Barbra Streisand has a doll shop in her basement. Part of an old-timey underground “street” — complete with clapboard storefronts and faux-stone walls — built beneath the dream home featured in her 2010 coffee table book, “My Passion for Design,” the showroom for antique playthings fills a void from Streisand’s childhood: “I never played with dolls as a child because I didn’t have any,” she wrote. “I used to fill a hot water bottle with warm water and pretend it was a baby.”
The water-bottle doll story is just one of a handful of chestnuts Streisand has tossed out over the years to describe her hardscrabble upbringing in the Bedford-Stuyvesant and Flatbush neighborhoods of Brooklyn: “Couches to me were, like, what rich people had,” she told Life magazine in one oft-quoted 1964 interview. In 1966, in Look magazine, she recalled: “I always wanted to be out of what I was in. Out of Brooklyn. I had to get out.”
Was the diva’s upbringing really as grim as she makes it sound?
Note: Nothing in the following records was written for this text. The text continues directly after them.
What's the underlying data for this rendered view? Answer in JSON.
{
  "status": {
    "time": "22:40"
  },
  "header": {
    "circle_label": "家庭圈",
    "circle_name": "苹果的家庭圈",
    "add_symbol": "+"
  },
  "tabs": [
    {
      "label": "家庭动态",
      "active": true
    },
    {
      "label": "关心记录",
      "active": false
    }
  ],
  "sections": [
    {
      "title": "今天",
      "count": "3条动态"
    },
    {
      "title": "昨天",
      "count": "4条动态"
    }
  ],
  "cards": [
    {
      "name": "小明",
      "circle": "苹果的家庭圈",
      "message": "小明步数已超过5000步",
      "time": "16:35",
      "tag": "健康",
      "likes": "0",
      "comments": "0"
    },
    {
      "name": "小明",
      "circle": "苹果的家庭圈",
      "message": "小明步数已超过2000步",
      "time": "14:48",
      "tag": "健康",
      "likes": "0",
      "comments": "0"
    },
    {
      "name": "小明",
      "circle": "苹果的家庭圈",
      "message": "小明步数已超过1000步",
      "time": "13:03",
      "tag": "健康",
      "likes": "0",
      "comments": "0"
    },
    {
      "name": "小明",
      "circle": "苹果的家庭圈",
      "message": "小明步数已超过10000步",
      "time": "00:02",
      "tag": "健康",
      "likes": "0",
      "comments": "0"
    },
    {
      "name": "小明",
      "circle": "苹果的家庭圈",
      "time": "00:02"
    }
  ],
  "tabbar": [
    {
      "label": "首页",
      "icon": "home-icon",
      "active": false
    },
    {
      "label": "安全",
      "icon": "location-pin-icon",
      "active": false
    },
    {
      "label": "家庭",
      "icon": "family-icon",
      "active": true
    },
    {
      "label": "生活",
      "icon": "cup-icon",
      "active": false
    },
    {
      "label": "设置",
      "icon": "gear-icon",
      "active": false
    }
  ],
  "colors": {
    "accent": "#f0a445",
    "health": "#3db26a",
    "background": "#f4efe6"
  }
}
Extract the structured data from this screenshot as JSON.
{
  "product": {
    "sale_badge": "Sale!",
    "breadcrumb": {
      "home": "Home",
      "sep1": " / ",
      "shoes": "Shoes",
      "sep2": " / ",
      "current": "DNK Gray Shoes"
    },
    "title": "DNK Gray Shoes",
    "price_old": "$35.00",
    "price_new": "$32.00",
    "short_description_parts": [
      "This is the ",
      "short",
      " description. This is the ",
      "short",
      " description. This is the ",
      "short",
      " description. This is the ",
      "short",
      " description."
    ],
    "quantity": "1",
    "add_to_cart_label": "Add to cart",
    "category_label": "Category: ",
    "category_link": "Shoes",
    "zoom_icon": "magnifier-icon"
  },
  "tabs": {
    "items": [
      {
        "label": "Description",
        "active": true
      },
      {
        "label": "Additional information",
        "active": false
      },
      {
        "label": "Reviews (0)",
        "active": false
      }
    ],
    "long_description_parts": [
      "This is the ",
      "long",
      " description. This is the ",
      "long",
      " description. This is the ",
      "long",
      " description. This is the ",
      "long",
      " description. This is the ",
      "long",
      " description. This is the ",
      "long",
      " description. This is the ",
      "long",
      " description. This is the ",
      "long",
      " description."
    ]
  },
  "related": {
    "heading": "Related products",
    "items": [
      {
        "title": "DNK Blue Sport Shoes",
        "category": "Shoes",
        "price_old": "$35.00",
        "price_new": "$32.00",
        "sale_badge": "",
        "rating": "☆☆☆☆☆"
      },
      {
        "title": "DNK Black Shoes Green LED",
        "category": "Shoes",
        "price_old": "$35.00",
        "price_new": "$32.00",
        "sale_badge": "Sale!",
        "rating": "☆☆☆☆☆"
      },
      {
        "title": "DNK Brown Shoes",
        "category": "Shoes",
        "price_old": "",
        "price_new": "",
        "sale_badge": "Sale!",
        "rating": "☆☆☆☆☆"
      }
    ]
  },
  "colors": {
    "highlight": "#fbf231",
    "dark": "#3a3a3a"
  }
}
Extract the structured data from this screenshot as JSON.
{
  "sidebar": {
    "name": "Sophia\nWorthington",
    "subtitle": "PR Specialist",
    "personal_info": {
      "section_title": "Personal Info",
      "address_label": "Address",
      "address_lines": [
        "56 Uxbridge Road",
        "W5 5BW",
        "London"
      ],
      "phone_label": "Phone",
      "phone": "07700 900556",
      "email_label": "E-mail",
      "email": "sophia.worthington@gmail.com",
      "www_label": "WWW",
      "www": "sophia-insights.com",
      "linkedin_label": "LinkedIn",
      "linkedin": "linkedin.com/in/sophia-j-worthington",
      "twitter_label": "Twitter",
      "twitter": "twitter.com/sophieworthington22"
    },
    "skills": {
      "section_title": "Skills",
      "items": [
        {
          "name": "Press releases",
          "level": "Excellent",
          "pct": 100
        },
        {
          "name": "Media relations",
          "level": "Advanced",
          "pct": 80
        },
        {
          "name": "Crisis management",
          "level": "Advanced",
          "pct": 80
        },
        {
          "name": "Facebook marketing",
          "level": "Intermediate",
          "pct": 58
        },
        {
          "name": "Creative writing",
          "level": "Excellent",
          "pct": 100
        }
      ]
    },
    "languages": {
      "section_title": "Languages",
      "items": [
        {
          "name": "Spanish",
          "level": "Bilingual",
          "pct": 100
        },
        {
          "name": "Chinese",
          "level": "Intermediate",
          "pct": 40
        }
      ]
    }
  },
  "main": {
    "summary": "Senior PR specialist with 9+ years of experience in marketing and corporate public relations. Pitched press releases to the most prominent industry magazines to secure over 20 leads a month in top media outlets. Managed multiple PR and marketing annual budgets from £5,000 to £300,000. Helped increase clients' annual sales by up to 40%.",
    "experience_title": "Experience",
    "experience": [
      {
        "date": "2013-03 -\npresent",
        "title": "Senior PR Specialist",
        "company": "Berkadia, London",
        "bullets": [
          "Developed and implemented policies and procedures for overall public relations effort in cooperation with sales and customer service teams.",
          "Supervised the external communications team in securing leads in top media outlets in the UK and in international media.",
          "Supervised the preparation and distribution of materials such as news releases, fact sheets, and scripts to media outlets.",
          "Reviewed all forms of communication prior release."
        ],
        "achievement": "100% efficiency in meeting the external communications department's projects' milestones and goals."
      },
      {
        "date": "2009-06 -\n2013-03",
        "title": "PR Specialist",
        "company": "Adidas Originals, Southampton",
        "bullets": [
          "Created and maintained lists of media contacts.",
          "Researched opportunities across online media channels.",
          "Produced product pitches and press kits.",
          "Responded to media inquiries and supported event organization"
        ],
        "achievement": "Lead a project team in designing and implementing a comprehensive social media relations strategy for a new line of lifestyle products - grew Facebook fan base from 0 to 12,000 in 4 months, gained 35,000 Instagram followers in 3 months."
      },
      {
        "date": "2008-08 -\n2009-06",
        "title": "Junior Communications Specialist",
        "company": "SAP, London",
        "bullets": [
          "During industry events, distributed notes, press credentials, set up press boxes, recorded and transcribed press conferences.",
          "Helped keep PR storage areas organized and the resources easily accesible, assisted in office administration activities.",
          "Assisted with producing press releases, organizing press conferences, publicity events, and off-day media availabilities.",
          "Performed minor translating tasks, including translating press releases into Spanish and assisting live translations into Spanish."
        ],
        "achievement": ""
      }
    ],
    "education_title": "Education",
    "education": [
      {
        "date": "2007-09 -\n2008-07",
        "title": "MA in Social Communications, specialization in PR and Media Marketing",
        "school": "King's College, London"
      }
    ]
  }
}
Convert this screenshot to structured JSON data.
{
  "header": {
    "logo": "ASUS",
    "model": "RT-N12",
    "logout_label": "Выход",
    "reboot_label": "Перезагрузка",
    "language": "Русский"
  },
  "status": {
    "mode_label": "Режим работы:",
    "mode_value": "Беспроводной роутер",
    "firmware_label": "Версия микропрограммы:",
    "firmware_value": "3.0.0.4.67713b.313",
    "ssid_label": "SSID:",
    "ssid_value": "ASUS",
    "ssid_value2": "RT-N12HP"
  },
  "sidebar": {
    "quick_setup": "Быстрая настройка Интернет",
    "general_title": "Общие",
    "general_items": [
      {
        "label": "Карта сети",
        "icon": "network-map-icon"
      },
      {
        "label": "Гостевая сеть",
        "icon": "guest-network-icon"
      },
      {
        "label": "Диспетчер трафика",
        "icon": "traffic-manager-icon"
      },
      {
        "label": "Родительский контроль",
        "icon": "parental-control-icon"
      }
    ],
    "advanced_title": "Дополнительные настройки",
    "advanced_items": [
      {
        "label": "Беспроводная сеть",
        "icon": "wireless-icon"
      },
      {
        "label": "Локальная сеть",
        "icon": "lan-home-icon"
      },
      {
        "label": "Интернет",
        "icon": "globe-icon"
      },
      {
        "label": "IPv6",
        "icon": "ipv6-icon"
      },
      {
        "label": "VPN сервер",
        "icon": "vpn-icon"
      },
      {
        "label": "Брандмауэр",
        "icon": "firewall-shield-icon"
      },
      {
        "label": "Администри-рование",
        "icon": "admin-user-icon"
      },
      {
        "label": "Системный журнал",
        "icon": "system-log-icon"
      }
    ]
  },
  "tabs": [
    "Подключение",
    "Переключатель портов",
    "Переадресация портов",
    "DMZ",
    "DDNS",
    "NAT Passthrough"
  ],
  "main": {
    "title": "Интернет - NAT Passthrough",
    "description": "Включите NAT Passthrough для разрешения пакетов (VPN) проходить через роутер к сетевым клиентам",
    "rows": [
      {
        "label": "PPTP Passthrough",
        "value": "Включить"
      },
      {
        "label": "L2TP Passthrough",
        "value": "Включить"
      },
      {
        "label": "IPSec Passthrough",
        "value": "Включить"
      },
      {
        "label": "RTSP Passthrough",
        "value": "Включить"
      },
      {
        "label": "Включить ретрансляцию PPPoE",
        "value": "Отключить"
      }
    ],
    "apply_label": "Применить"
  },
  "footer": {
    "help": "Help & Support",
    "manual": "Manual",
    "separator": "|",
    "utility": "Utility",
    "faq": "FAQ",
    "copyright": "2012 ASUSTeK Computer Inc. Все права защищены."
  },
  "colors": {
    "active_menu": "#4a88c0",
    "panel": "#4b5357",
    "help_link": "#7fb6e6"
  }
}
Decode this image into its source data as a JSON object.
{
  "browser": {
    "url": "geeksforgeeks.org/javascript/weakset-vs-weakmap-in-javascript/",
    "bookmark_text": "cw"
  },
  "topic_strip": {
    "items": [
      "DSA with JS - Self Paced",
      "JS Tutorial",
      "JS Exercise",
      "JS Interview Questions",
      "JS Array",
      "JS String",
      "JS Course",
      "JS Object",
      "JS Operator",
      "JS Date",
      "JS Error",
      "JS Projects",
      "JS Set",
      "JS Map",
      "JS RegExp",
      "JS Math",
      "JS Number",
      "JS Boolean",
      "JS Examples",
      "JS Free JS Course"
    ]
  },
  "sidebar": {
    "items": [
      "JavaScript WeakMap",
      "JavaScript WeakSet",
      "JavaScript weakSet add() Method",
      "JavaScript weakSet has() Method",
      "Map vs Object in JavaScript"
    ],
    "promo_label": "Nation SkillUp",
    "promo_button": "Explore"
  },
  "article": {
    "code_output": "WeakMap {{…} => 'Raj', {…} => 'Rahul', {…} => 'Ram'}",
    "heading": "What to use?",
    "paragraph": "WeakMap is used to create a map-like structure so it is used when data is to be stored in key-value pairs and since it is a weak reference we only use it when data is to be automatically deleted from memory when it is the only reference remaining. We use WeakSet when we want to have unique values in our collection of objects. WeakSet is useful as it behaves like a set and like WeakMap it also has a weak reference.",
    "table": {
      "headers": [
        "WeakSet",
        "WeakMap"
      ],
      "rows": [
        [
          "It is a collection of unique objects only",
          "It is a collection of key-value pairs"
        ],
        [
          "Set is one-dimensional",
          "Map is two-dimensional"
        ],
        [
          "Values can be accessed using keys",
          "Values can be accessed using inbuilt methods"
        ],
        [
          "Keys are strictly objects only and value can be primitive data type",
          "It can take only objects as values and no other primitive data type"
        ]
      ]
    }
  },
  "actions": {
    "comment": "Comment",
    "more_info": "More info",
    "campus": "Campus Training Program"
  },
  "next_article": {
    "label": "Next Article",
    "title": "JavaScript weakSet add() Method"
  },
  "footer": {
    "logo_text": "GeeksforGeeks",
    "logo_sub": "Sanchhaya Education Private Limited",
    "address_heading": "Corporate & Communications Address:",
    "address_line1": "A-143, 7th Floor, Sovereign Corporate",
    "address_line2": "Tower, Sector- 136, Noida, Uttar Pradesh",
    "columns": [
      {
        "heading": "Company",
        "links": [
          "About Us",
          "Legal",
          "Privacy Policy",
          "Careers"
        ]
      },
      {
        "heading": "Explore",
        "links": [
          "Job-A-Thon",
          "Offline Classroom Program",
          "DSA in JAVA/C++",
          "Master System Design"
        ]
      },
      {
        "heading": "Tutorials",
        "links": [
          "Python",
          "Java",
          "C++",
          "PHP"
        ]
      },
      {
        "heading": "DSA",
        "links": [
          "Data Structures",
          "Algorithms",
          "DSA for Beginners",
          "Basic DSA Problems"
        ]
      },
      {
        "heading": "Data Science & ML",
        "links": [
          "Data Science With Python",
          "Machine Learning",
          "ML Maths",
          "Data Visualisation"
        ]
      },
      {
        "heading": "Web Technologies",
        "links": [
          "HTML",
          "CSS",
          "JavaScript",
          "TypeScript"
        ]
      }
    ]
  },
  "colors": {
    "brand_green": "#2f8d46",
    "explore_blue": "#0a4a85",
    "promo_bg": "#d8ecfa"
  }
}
We’ll probably never know. But Streisand did “get out,” of course. In October, after a half-century spent performing anywhere but her native borough, Streisand returns to Brooklyn to perform at the Barclays Center, just blocks from where she was raised. Here, in honor of Streisand’s homecoming, is a tour of her old haunts — from the yeshiva where she sang her first concert to the Chinese restaurant where she first tasted moo shu pork.
There’s beauty in these streets, too, Barbra.
1. Jewish Hospital of Brooklyn 555 Prospect Place
Babs was born here! In their daughter’s birth announcement, on April 24, 1942, Emanuel and Diana Streisand took “much pleasure in announcing the rather expected and hoped-for arrival of Barbara Joan (a cute little trick even if they must say so, weighing 7 lbs. and 5 oz.),” so said the birth announcement her parents wrote. Note the second “a” in the first name: Streisand made the switch to “Barbra” when she was a teenager and had started to perform in Manhattan’s Greenwich Village. As a newborn, she stayed in the hospital 10 days. It has since closed, and the building has been converted to apartments.
2. Streisand’s First Home 457 Schenectady Ave.
This nondescript brick building is where Streisand lived as a baby with her parents and her older brother, Sheldon. Her father, an English teacher at the Brooklyn High School for Specialty Trades (now defunct), had moved the family here from a one-bedroom apartment 10 blocks west (at 163 Ocean Avenue), in anticipation of her grand entrance. Eager for extra income to support his growing family, he also taught at a yeshiva at 656 Willoughby Avenue in the afternoons. The family’s happiness didn’t last long, though. In June 1943, Emanuel Streisand took the family upstate to Camp Cascade in Highmount, N.Y., where he had a summer job as head counselor. On August 4, he died in the hospital there after a doctor injected morphine into his neck to treat an epileptic seizure.
3. Philip Arms 365 Pulaski St., 3rd floor
After her husband’s death, Streisand’s mother took her children back to Bedford-Stuyvesant, the neighborhood where she was raised, and moved into her parents’ one-bedroom apartment. This was the place that Streisand later complained lacked couches: She shared a bed with her mother in the living room, while her brother slept on a cot in the dining room. It was also here that she met Tobey Wander Borokow, a kindly Austrian-born neighbor who knitted her clothes for her water-bottle baby doll. Streisand, who has always said that she didn’t receive a lot of love from her mother, spent her days downstairs in Borokow’s apartment, glued to the 7-inch television.